**Available records:**
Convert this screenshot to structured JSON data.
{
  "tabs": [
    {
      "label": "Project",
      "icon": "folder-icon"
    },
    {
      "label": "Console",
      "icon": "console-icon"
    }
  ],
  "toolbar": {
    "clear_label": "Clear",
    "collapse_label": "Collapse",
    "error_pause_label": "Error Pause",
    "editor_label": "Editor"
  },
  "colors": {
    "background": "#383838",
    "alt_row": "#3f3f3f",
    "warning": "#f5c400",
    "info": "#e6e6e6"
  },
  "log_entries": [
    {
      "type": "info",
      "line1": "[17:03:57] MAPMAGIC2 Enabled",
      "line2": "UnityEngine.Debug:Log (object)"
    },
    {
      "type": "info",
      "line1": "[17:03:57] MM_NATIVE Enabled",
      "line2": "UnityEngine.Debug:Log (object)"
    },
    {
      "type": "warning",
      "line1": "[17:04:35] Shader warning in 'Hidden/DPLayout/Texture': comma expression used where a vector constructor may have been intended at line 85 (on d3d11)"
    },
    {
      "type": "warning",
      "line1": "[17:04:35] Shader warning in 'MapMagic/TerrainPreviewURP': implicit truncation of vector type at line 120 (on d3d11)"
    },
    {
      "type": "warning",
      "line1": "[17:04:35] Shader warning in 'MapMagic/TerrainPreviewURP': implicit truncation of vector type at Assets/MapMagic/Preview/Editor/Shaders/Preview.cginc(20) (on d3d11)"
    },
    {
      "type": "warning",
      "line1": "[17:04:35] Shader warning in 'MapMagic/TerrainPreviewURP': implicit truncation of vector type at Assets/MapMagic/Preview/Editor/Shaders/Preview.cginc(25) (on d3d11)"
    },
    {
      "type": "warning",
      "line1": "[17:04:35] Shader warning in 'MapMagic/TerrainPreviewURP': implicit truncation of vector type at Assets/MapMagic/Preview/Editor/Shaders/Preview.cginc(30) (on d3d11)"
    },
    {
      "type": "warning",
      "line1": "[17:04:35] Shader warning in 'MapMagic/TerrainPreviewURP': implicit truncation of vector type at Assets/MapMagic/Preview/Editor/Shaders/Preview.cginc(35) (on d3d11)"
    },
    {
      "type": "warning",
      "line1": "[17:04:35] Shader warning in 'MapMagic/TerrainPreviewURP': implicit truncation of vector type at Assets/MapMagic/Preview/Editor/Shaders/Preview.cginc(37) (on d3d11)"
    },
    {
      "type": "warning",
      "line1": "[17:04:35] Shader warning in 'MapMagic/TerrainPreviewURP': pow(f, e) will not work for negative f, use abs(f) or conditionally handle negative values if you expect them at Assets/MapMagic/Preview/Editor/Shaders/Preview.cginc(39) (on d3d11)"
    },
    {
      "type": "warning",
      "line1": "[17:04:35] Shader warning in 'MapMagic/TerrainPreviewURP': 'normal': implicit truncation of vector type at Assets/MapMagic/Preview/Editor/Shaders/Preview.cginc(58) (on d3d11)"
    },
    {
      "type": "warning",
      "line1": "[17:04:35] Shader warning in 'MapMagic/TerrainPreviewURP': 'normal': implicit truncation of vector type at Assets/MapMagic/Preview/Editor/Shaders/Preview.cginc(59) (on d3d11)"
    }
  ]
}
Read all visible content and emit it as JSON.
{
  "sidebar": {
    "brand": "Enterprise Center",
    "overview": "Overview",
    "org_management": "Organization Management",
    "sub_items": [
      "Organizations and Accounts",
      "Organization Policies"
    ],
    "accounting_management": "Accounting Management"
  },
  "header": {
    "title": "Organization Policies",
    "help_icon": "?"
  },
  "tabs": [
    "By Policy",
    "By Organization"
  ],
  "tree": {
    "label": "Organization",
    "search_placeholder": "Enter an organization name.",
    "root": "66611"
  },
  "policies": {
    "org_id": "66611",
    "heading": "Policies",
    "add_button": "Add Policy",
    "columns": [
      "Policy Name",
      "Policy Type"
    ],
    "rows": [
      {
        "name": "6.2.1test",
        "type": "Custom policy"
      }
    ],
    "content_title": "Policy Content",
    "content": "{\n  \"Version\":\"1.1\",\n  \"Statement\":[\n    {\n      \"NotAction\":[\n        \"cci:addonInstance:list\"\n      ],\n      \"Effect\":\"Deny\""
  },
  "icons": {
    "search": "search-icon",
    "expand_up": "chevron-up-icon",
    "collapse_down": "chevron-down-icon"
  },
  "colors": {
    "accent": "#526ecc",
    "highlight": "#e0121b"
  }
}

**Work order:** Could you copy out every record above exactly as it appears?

**Answer:**
Convert this screenshot to structured JSON data.
{
  "tabs": [
    {
      "label": "Project",
      "icon": "folder-icon"
    },
    {
      "label": "Console",
      "icon": "console-icon"
    }
  ],
  "toolbar": {
    "clear_label": "Clear",
    "collapse_label": "Collapse",
    "error_pause_label": "Error Pause",
    "editor_label": "Editor"
  },
  "colors": {
    "background": "#383838",
    "alt_row": "#3f3f3f",
    "warning": "#f5c400",
    "info": "#e6e6e6"
  },
  "log_entries": [
    {
      "type": "info",
      "line1": "[17:03:57] MAPMAGIC2 Enabled",
      "line2": "UnityEngine.Debug:Log (object)"
    },
    {
      "type": "info",
      "line1": "[17:03:57] MM_NATIVE Enabled",
      "line2": "UnityEngine.Debug:Log (object)"
    },
    {
      "type": "warning",
      "line1": "[17:04:35] Shader warning in 'Hidden/DPLayout/Texture': comma expression used where a vector constructor may have been intended at line 85 (on d3d11)"
    },
    {
      "type": "warning",
      "line1": "[17:04:35] Shader warning in 'MapMagic/TerrainPreviewURP': implicit truncation of vector type at line 120 (on d3d11)"
    },
    {
      "type": "warning",
      "line1": "[17:04:35] Shader warning in 'MapMagic/TerrainPreviewURP': implicit truncation of vector type at Assets/MapMagic/Preview/Editor/Shaders/Preview.cginc(20) (on d3d11)"
    },
    {
      "type": "warning",
      "line1": "[17:04:35] Shader warning in 'MapMagic/TerrainPreviewURP': implicit truncation of vector type at Assets/MapMagic/Preview/Editor/Shaders/Preview.cginc(25) (on d3d11)"
    },
    {
      "type": "warning",
      "line1": "[17:04:35] Shader warning in 'MapMagic/TerrainPreviewURP': implicit truncation of vector type at Assets/MapMagic/Preview/Editor/Shaders/Preview.cginc(30) (on d3d11)"
    },
    {
      "type": "warning",
      "line1": "[17:04:35] Shader warning in 'MapMagic/TerrainPreviewURP': implicit truncation of vector type at Assets/MapMagic/Preview/Editor/Shaders/Preview.cginc(35) (on d3d11)"
    },
    {
      "type": "warning",
      "line1": "[17:04:35] Shader warning in 'MapMagic/TerrainPreviewURP': implicit truncation of vector type at Assets/MapMagic/Preview/Editor/Shaders/Preview.cginc(37) (on d3d11)"
    },
    {
      "type": "warning",
      "line1": "[17:04:35] Shader warning in 'MapMagic/TerrainPreviewURP': pow(f, e) will not work for negative f, use abs(f) or conditionally handle negative values if you expect them at Assets/MapMagic/Preview/Editor/Shaders/Preview.cginc(39) (on d3d11)"
    },
    {
      "type": "warning",
      "line1": "[17:04:35] Shader warning in 'MapMagic/TerrainPreviewURP': 'normal': implicit truncation of vector type at Assets/MapMagic/Preview/Editor/Shaders/Preview.cginc(58) (on d3d11)"
    },
    {
      "type": "warning",
      "line1": "[17:04:35] Shader warning in 'MapMagic/TerrainPreviewURP': 'normal': implicit truncation of vector type at Assets/MapMagic/Preview/Editor/Shaders/Preview.cginc(59) (on d3d11)"
    }
  ]
}
Read all visible content and emit it as JSON.
{
  "sidebar": {
    "brand": "Enterprise Center",
    "overview": "Overview",
    "org_management": "Organization Management",
    "sub_items": [
      "Organizations and Accounts",
      "Organization Policies"
    ],
    "accounting_management": "Accounting Management"
  },
  "header": {
    "title": "Organization Policies",
    "help_icon": "?"
  },
  "tabs": [
    "By Policy",
    "By Organization"
  ],
  "tree": {
    "label": "Organization",
    "search_placeholder": "Enter an organization name.",
    "root": "66611"
  },
  "policies": {
    "org_id": "66611",
    "heading": "Policies",
    "add_button": "Add Policy",
    "columns": [
      "Policy Name",
      "Policy Type"
    ],
    "rows": [
      {
        "name": "6.2.1test",
        "type": "Custom policy"
      }
    ],
    "content_title": "Policy Content",
    "content": "{\n  \"Version\":\"1.1\",\n  \"Statement\":[\n    {\n      \"NotAction\":[\n        \"cci:addonInstance:list\"\n      ],\n      \"Effect\":\"Deny\""
  },
  "icons": {
    "search": "search-icon",
    "expand_up": "chevron-up-icon",
    "collapse_down": "chevron-down-icon"
  },
  "colors": {
    "accent": "#526ecc",
    "highlight": "#e0121b"
  }
}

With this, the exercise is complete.